DATASET RECORDS:
*** Block opens ***

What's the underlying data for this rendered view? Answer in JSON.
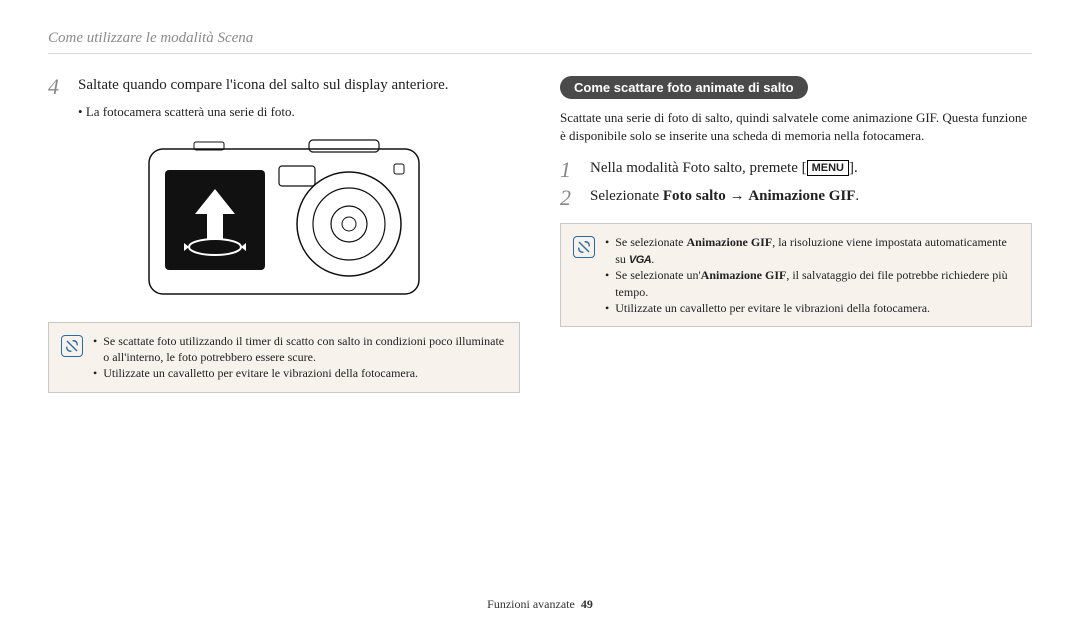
{
  "header": {
    "title": "Come utilizzare le modalità Scena"
  },
  "left": {
    "step4_num": "4",
    "step4_text": "Saltate quando compare l'icona del salto sul display anteriore.",
    "step4_sub": "La fotocamera scatterà una serie di foto.",
    "note": {
      "items": [
        "Se scattate foto utilizzando il timer di scatto con salto in condizioni poco illuminate o all'interno, le foto potrebbero essere scure.",
        "Utilizzate un cavalletto per evitare le vibrazioni della fotocamera."
      ]
    }
  },
  "right": {
    "pill": "Come scattare foto animate di salto",
    "intro": "Scattate una serie di foto di salto, quindi salvatele come animazione GIF. Questa funzione è disponibile solo se inserite una scheda di memoria nella fotocamera.",
    "step1_num": "1",
    "step1_pre": "Nella modalità Foto salto, premete [",
    "step1_menu": "MENU",
    "step1_post": "].",
    "step2_num": "2",
    "step2_pre": "Selezionate ",
    "step2_bold1": "Foto salto",
    "step2_arrow": " → ",
    "step2_bold2": "Animazione GIF",
    "step2_post": ".",
    "note": {
      "items_pre": [
        "Se selezionate ",
        "Se selezionate un'",
        "Utilizzate un cavalletto per evitare le vibrazioni della fotocamera."
      ],
      "bold": [
        "Animazione GIF",
        "Animazione GIF"
      ],
      "items_mid": [
        ", la risoluzione viene impostata automaticamente su ",
        ", il salvataggio dei file potrebbe richiedere più tempo."
      ],
      "vga": "VGA",
      "items_post": [
        ".",
        "",
        ""
      ]
    }
  },
  "footer": {
    "section": "Funzioni avanzate",
    "page": "49"
  }
}
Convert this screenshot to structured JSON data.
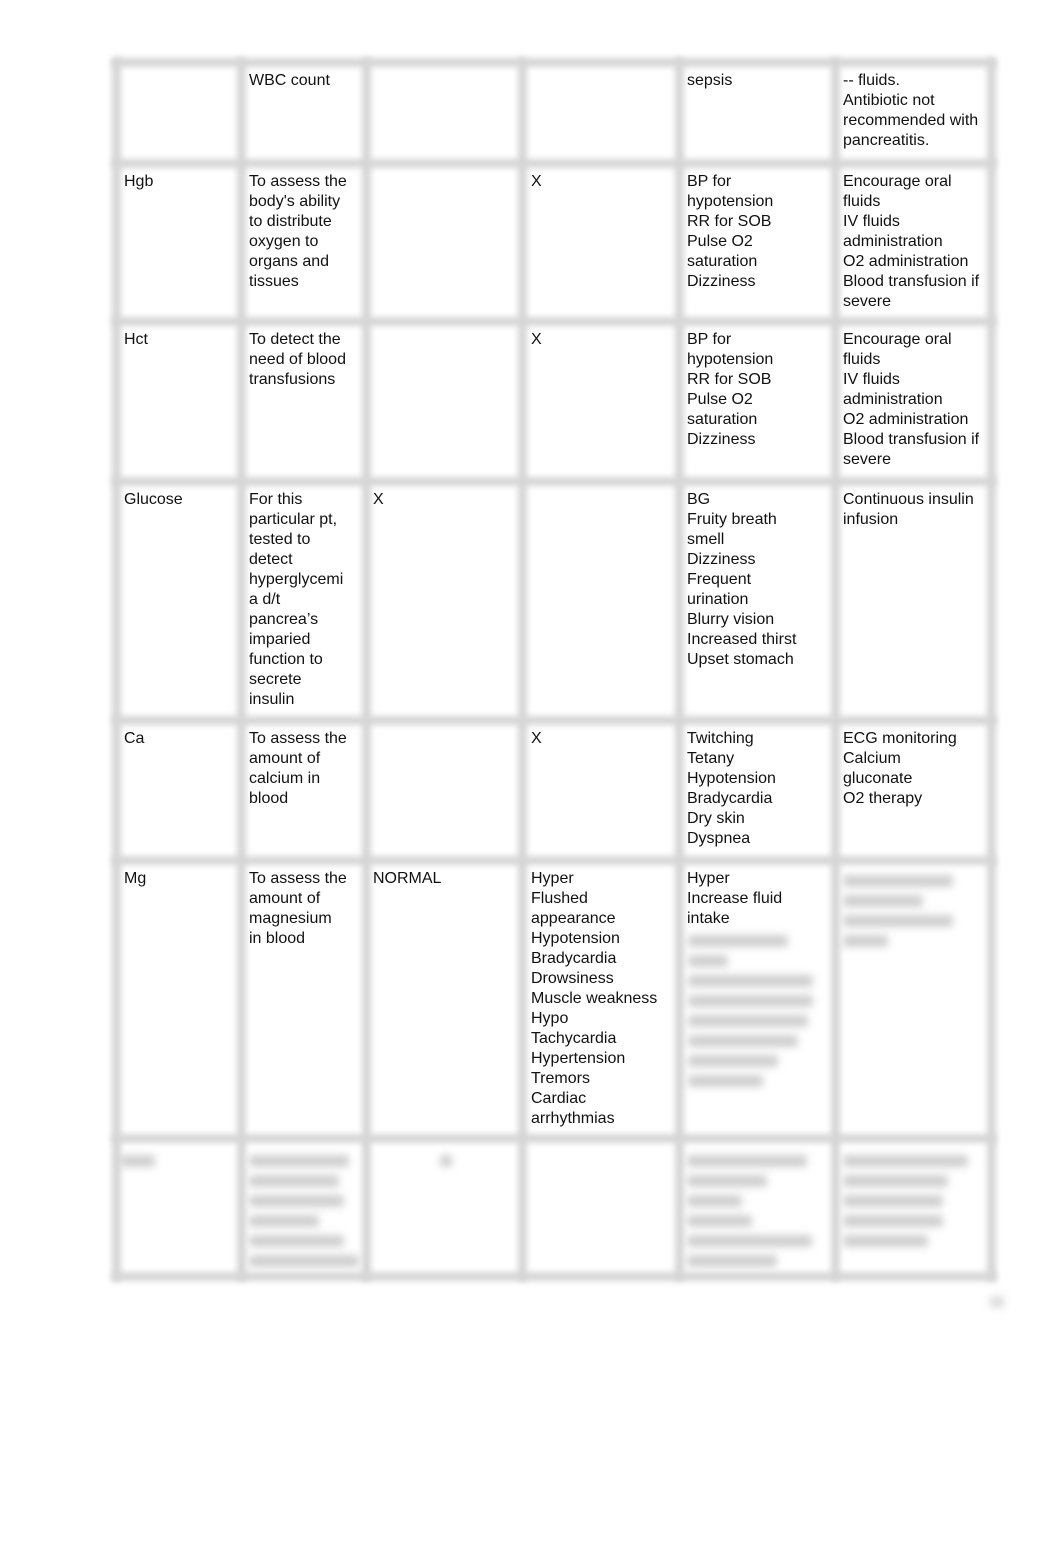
{
  "table": {
    "rows": [
      {
        "cells": [
          "",
          "WBC count",
          "",
          "",
          "sepsis",
          "-- fluids.\nAntibiotic not\nrecommended with\npancreatitis."
        ]
      },
      {
        "cells": [
          "Hgb",
          "To assess the\nbody's ability\nto distribute\noxygen to\norgans and\ntissues",
          "",
          "X",
          "BP for\nhypotension\nRR for SOB\nPulse O2\nsaturation\nDizziness",
          "Encourage oral\nfluids\nIV fluids\nadministration\nO2 administration\nBlood transfusion if\nsevere"
        ]
      },
      {
        "cells": [
          "Hct",
          "To detect the\nneed of blood\ntransfusions",
          "",
          "X",
          "BP for\nhypotension\nRR for SOB\nPulse O2\nsaturation\nDizziness",
          "Encourage oral\nfluids\nIV fluids\nadministration\nO2 administration\nBlood transfusion if\nsevere"
        ]
      },
      {
        "cells": [
          "Glucose",
          "For this\nparticular pt,\ntested to\ndetect\nhyperglycemi\na d/t\npancrea’s\nimparied\nfunction to\nsecrete\ninsulin",
          "X",
          "",
          "BG\nFruity breath\nsmell\nDizziness\nFrequent\nurination\nBlurry vision\nIncreased thirst\nUpset stomach",
          "Continuous insulin\ninfusion"
        ]
      },
      {
        "cells": [
          "Ca",
          "To assess the\namount of\ncalcium in\nblood",
          "",
          "X",
          "Twitching\nTetany\nHypotension\nBradycardia\nDry skin\nDyspnea",
          "ECG monitoring\nCalcium\ngluconate\nO2 therapy"
        ]
      },
      {
        "cells": [
          "Mg",
          "To assess the\namount of\nmagnesium\nin blood",
          "NORMAL",
          " Hyper\nFlushed\n appearance\nHypotension\nBradycardia\nDrowsiness\nMuscle weakness\n Hypo\nTachycardia\nHypertension\nTremors\n Cardiac\n arrhythmias",
          "Hyper\nIncrease fluid\nintake",
          ""
        ]
      }
    ]
  }
}
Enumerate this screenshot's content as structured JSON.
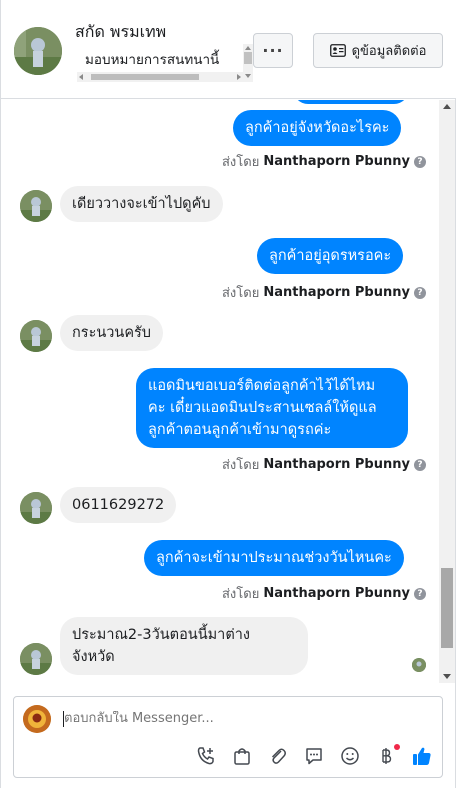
{
  "header": {
    "contact_name": "สกัด พรมเทพ",
    "assign_label": "มอบหมายการสนทนานี้",
    "more_label": "···",
    "contact_info_label": "ดูข้อมูลติดต่อ"
  },
  "messages": [
    {
      "from": "page",
      "text": "ลูกค้าอยู่จังหวัดอะไรคะ"
    },
    {
      "from": "user",
      "text": "เดียววางจะเข้าไปดูคับ"
    },
    {
      "from": "page",
      "text": "ลูกค้าอยู่อุดรหรอคะ"
    },
    {
      "from": "user",
      "text": "กระนวนครับ"
    },
    {
      "from": "page",
      "text_lines": [
        "แอดมินขอเบอร์ติดต่อลูกค้าไว้ได้ไหม",
        "คะ เดี๋ยวแอดมินประสานเซลล์ให้ดูแล",
        "ลูกค้าตอนลูกค้าเข้ามาดูรถค่ะ"
      ]
    },
    {
      "from": "user",
      "text": "0611629272"
    },
    {
      "from": "page",
      "text": "ลูกค้าจะเข้ามาประมาณช่วงวันไหนคะ"
    },
    {
      "from": "user",
      "text_lines": [
        "ประมาณ2-3วันตอนนี้มาต่าง",
        "จังหวัด"
      ]
    }
  ],
  "sent_by": {
    "prefix": "ส่งโดย",
    "agent": "Nanthaporn Pbunny",
    "help": "?"
  },
  "composer": {
    "placeholder": "ตอบกลับใน Messenger..."
  },
  "icons": {
    "more": "ellipsis-icon",
    "contact": "id-card-icon",
    "call": "phone-plus-icon",
    "shop": "shopping-bag-icon",
    "attach": "paperclip-icon",
    "reply": "saved-reply-icon",
    "emoji": "smile-icon",
    "payment": "baht-icon",
    "like": "thumbs-up-icon"
  },
  "colors": {
    "outgoing_bubble": "#0084ff",
    "incoming_bubble": "#f0f0f0",
    "like": "#0084ff"
  }
}
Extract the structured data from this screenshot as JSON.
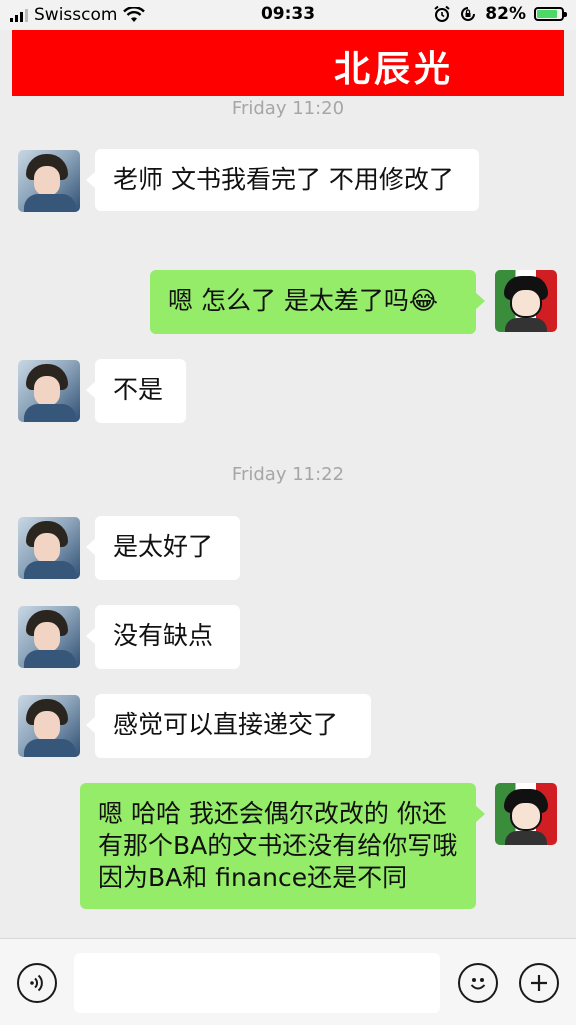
{
  "status_bar": {
    "carrier": "Swisscom",
    "time": "09:33",
    "battery_percent": "82%",
    "battery_level": 0.82
  },
  "header": {
    "title": "北辰光",
    "banner_color": "#fe0000"
  },
  "timestamps": [
    "Friday 11:20",
    "Friday 11:22"
  ],
  "messages": [
    {
      "side": "in",
      "text": "老师  文书我看完了  不用修改了"
    },
    {
      "side": "out",
      "text": "嗯 怎么了 是太差了吗😂"
    },
    {
      "side": "in",
      "text": "不是"
    },
    {
      "side": "in",
      "text": "是太好了"
    },
    {
      "side": "in",
      "text": "没有缺点"
    },
    {
      "side": "in",
      "text": "感觉可以直接递交了"
    },
    {
      "side": "out",
      "text": "嗯 哈哈 我还会偶尔改改的  你还有那个BA的文书还没有给你写哦 因为BA和 finance还是不同"
    }
  ],
  "input_bar": {
    "voice_icon": "voice-icon",
    "emoji_icon": "emoji-icon",
    "add_icon": "plus-icon"
  },
  "colors": {
    "outgoing_bubble": "#95ec69",
    "incoming_bubble": "#ffffff",
    "background": "#ededed"
  }
}
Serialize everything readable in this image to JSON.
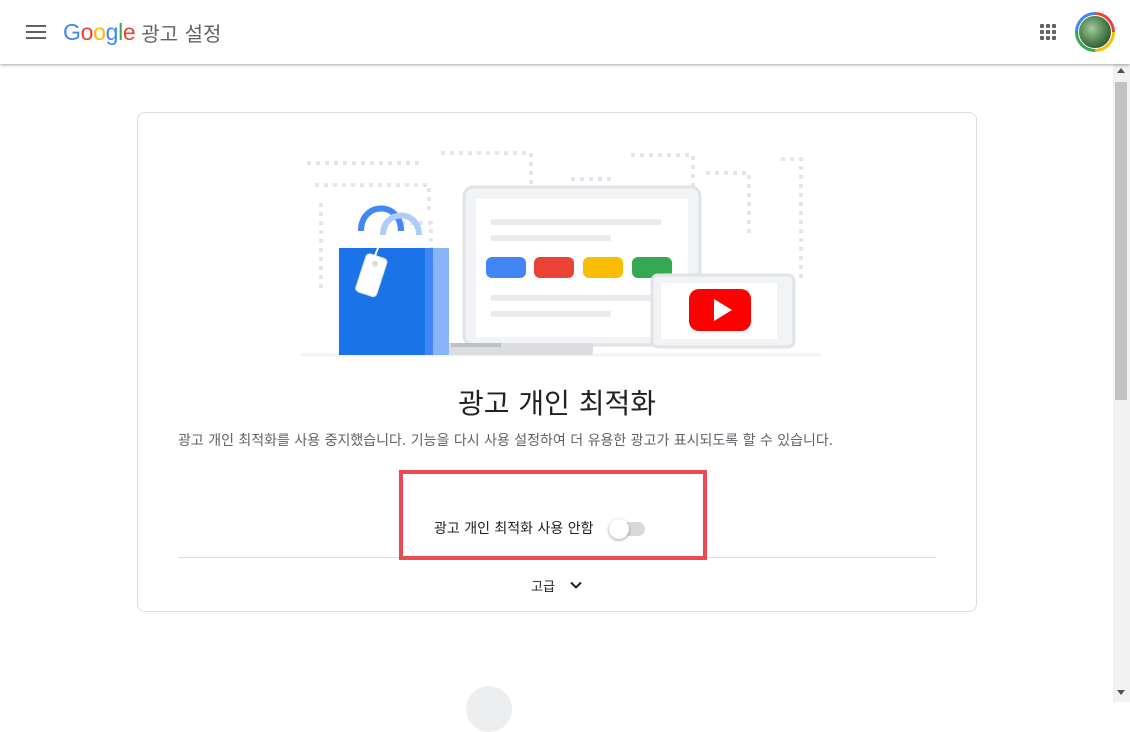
{
  "header": {
    "brand": "Google",
    "product": "광고 설정"
  },
  "main": {
    "title": "광고 개인 최적화",
    "description": "광고 개인 최적화를 사용 중지했습니다. 기능을 다시 사용 설정하여 더 유용한 광고가 표시되도록 할 수 있습니다.",
    "toggle_label": "광고 개인 최적화 사용 안함",
    "toggle_on": false,
    "advanced_label": "고급"
  },
  "colors": {
    "blue": "#4285f4",
    "red": "#ea4335",
    "yellow": "#fbbc04",
    "green": "#34a853",
    "youtube": "#ff0000",
    "highlight": "#ea4b53"
  },
  "icons": {
    "menu": "hamburger-icon",
    "apps": "grid-icon",
    "expand": "chevron-down-icon"
  }
}
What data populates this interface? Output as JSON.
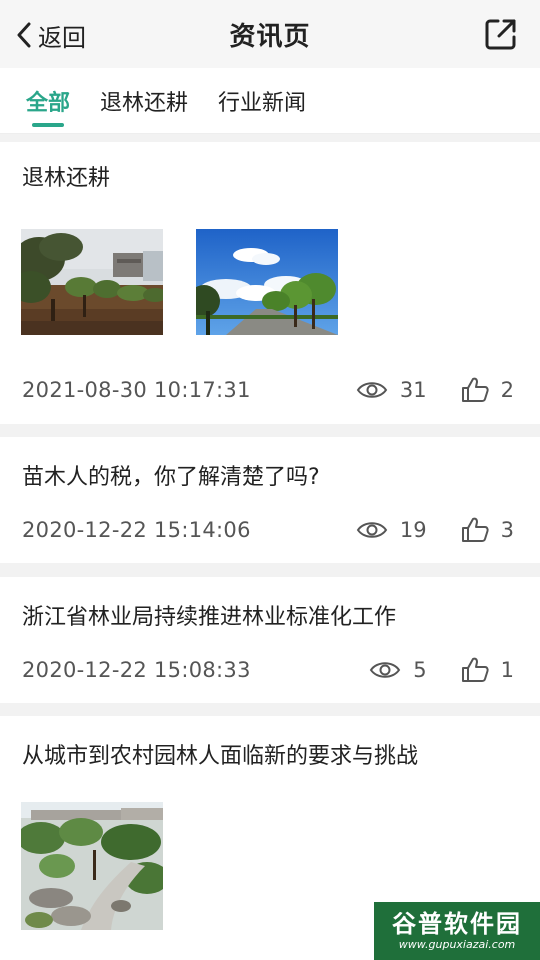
{
  "header": {
    "back_label": "返回",
    "title": "资讯页"
  },
  "tabs": [
    {
      "label": "全部",
      "active": true
    },
    {
      "label": "退林还耕",
      "active": false
    },
    {
      "label": "行业新闻",
      "active": false
    }
  ],
  "articles": [
    {
      "title": "退林还耕",
      "date": "2021-08-30 10:17:31",
      "views": "31",
      "likes": "2",
      "images": [
        "nursery-trees-photo",
        "tree-lined-road-photo"
      ]
    },
    {
      "title": "苗木人的税，你了解清楚了吗?",
      "date": "2020-12-22 15:14:06",
      "views": "19",
      "likes": "3",
      "images": []
    },
    {
      "title": "浙江省林业局持续推进林业标准化工作",
      "date": "2020-12-22 15:08:33",
      "views": "5",
      "likes": "1",
      "images": []
    },
    {
      "title": "从城市到农村园林人面临新的要求与挑战",
      "images": [
        "garden-landscape-photo"
      ]
    }
  ],
  "icons": {
    "back": "chevron-left-icon",
    "share": "external-share-icon",
    "views": "eye-icon",
    "likes": "thumbs-up-icon"
  },
  "colors": {
    "accent": "#2aa68a",
    "text": "#222222",
    "meta": "#555555"
  },
  "watermark": {
    "title": "谷普软件园",
    "url": "www.gupuxiazai.com"
  }
}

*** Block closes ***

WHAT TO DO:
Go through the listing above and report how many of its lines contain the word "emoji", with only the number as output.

YOUR RESPONSE:
2